Many years ago the state adopted what some call the Sunshine Law: the Michigan Freedom of Information Act. The Act is intended to make information about government more accessible to the public, with certain exceptions. Much of the litigation over the Act involves these exceptions.
Michigan’s Court of Appeals, in a case involving Delta College, recently provided some insight on the scope of the attorney-client privilege exception and the nuts and bolts of denying a request for records under the Act.
Most people understand that communications with their attorney are privileged. However, this privilege is not carte blanche. The Court affirmed that communications (whether verbal or by e-mail, text or in writing) are privileged only if for purposes of obtaining legal advice. When asserting the privilege, the client or attorney must demonstrate that the communication involved the pursuit of legal advice.
As to denials under the Act, the Court also noted that a public body cannot refuse to produce records merely by reciting the language from the statute. Whatever the exemption, the denial must assert both the basis for the exemption and describe the records that are being withheld. The Act also requires that the denial describe appeal rights.
In the Delta College case, the College did not describe the records that it withheld.

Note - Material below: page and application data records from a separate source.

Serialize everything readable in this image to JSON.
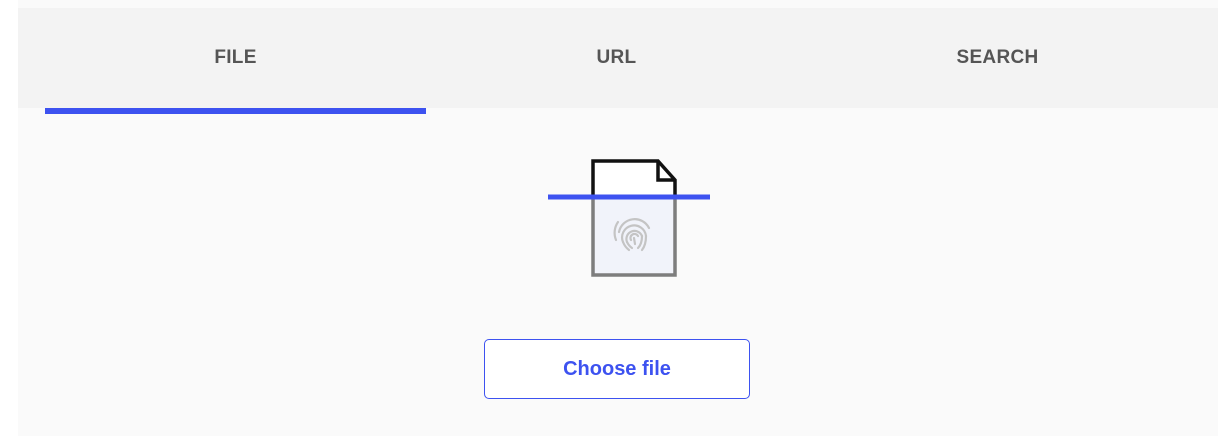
{
  "tabs": [
    {
      "label": "FILE",
      "selected": true
    },
    {
      "label": "URL",
      "selected": false
    },
    {
      "label": "SEARCH",
      "selected": false
    }
  ],
  "upload": {
    "illustration_icon": "fingerprint-document-scan-icon",
    "choose_button_label": "Choose file"
  },
  "colors": {
    "accent": "#3d52f0",
    "tab_text": "#555555",
    "tab_bar_bg": "#f3f3f3",
    "panel_bg": "#fafafa"
  }
}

The denial notice also inaccurately described appeal rights. The Court ruled that these were violations of the Act, even if the records would have been properly exempt.
The end result in the Delta College case is worth noting as well. Not only did the Court of Appeals send the case back to the trial court to re-examine certain issues, it also sent the case back to award attorney fees against the College.
Thus, this case reaffirms that a local government must assert exemptions with caution.